Democratic movements to press for continued democratic improvement and resistance to democratic backsliding need the help of policy makers and the academic community as well as civil society. Democratic movements need well-conceived priorities. I have observed that as indispensable as free and fair elections are to the essence of democracy, evidence suggests that democratic establishment of the meaning and terms of the rule of law is probably a prerequisite. As one eminent student of democracy has written persuasively, democracies need a rule of law culture, and they probably need that first, to prevent the corruption of antecedent authoritarian regimes from infecting newly embryonic democratic institutions.
Deficiency of Weberian concept

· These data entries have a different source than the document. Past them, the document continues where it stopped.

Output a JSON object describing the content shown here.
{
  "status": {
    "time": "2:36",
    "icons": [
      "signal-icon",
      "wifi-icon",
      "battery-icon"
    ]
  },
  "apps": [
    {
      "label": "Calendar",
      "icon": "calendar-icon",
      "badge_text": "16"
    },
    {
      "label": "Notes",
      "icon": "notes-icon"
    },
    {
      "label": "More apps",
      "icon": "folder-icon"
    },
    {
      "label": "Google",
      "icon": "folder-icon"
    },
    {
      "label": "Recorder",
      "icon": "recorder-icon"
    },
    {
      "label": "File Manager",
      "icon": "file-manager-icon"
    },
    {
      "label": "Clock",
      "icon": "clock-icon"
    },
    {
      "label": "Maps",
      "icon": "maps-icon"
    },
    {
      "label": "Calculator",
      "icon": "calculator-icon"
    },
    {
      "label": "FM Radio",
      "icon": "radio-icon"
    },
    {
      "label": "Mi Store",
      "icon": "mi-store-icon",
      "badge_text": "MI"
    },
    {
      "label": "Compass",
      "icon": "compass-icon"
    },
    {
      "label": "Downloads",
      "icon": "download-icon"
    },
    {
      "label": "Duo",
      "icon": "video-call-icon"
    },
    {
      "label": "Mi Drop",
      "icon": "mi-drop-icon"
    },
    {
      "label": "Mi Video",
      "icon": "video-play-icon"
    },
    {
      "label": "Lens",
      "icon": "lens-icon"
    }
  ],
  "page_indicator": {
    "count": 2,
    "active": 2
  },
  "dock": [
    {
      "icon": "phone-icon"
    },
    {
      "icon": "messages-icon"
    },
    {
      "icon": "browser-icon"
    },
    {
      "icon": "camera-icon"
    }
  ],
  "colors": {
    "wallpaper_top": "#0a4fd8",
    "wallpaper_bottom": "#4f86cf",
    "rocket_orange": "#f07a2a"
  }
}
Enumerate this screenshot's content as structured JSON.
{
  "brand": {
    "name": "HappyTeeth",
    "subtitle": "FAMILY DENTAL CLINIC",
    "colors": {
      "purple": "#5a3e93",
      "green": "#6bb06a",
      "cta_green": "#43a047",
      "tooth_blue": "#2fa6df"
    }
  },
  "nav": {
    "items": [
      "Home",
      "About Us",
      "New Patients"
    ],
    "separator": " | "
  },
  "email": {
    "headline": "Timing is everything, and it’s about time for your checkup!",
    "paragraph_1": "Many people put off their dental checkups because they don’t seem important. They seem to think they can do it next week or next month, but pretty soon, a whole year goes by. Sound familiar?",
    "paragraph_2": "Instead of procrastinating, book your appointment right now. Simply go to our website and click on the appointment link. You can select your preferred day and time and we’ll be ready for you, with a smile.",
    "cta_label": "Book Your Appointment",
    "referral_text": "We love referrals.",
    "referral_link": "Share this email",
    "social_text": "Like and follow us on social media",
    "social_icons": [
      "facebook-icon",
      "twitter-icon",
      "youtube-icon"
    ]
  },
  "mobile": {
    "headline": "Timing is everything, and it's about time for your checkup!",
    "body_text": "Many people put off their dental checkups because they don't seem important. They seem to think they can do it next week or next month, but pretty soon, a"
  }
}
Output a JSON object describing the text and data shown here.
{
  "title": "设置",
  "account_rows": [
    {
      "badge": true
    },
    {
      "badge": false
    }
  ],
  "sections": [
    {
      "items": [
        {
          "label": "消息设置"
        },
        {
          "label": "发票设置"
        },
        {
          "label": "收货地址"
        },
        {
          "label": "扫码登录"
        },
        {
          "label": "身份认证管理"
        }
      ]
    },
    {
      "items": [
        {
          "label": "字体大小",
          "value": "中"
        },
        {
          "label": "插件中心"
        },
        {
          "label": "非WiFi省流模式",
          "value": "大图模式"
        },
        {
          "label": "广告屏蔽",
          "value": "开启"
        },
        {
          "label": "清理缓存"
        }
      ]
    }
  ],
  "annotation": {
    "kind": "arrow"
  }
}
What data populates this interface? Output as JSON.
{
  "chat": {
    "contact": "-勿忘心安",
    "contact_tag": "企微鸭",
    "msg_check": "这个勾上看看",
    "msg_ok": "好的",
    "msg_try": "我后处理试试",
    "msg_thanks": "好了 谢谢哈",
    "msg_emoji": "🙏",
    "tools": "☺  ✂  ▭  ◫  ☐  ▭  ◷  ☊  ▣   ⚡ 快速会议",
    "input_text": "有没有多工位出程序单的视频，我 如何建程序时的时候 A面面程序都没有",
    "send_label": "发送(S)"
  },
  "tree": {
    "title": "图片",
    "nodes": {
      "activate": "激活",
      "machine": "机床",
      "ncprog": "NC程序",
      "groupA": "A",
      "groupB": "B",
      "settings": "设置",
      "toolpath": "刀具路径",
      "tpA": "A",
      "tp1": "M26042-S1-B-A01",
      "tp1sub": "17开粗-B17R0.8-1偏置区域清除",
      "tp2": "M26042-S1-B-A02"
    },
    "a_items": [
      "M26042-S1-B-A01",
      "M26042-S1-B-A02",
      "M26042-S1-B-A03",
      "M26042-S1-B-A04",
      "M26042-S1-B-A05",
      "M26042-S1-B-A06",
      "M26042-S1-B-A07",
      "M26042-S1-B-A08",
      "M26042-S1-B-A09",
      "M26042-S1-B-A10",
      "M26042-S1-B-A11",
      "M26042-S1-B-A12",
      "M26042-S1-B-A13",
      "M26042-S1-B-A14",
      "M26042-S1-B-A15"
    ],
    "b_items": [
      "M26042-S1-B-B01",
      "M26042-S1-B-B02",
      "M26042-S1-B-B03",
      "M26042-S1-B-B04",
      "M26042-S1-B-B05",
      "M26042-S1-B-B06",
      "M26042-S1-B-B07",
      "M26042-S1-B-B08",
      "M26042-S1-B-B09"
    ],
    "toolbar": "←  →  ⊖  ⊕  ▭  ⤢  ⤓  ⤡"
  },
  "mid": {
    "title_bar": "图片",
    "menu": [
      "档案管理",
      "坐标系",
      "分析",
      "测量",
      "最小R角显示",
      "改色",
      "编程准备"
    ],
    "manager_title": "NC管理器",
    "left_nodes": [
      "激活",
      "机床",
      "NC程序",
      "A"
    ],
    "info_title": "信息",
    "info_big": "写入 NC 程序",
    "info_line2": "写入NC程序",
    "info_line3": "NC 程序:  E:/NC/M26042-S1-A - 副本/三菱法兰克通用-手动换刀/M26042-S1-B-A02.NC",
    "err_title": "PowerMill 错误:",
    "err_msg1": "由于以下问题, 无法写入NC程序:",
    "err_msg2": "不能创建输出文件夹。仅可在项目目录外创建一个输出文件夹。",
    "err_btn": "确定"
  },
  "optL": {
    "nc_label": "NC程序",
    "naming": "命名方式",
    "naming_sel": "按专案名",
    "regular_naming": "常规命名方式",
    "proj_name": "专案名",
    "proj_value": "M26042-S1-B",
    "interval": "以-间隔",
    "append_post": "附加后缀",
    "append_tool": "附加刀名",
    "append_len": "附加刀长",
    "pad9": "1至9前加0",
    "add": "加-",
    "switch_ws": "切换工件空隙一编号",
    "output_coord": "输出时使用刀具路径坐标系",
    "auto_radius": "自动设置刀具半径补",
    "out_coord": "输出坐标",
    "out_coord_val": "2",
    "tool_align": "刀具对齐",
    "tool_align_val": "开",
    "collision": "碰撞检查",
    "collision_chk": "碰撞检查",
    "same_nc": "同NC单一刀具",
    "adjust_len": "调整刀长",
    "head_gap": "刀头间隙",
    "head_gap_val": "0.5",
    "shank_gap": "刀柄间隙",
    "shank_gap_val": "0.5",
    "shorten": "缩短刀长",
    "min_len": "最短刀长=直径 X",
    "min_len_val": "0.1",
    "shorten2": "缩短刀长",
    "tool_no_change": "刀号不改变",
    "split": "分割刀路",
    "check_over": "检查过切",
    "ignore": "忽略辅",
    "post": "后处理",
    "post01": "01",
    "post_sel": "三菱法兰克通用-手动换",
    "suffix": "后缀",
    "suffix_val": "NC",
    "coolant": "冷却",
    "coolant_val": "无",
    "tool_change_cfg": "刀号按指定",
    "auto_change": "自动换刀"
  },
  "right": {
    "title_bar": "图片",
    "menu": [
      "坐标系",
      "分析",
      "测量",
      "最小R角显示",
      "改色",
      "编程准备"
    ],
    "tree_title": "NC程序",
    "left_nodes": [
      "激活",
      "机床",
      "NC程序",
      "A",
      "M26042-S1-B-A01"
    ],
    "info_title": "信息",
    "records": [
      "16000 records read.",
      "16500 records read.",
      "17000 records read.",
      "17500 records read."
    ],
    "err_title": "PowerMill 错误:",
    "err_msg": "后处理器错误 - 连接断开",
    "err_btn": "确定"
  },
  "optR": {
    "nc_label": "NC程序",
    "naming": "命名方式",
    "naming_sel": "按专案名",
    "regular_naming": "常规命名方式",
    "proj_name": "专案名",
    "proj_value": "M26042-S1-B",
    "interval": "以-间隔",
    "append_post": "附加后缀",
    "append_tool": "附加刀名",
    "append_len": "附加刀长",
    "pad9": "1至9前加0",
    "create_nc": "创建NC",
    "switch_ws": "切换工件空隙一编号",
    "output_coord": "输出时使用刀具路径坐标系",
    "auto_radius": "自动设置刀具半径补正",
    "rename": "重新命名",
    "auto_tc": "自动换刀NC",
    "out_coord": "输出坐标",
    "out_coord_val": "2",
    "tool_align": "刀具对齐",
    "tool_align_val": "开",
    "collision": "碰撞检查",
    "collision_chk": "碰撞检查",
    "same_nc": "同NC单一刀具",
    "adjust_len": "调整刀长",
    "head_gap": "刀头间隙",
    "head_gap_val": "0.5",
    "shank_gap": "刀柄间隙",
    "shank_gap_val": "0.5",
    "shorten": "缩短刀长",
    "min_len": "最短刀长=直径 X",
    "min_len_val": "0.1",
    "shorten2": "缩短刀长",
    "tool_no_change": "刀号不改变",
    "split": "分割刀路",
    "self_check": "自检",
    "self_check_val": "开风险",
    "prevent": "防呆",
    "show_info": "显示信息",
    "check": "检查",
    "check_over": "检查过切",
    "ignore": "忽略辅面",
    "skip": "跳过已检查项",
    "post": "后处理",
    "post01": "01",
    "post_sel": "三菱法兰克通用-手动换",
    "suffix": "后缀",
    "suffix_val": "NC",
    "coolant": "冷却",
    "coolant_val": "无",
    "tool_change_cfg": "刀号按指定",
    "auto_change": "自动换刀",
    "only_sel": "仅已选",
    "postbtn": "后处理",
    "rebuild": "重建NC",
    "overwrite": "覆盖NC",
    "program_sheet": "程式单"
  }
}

At the same time, democratisation improvements must come to terms with the nature of the state that they seek to transform. The conventional understanding of the nature of the state has derived implicitly or explicitly from the teachings of the influential early 20th Century German scholar, Max Weber. For Weber, the state requires a monopoly of legitimate coercive capacity within a compulsory, territorially bounded, community.
Missing in that definition is any hint that the inhabitants of the state are citizens as distinct from passive subjects. I suggest there is ample evidence that the Weberian conception of the state is simply inadequate in the context, at a minimum, of contemporary sub-Saharan Africa. African peoples must assert their citizenship by participating in determining the terms upon which they acquiesce in membership in a state and to coercive capacity established for its protection and preservation.
Constitutional deliberations are the most important means to this end, but I suggest that relatively few constitution writing processes have really met this standard in contemporary sub-Saharan Africa. Citizen participation has typically been limited to approval of constitutions drafted by experts and, beyond generous provisions for citizen rights, it is not clear how well new African constitutions have addressed what citizens of very different ethnicities, religions, and economic circumstances require to live in peace with one another within the state.
Writer is Professor of Political Science Emeritus and a professorial lecturer for the African Studies Program at Johns Hopkins University School of Advanced International Studies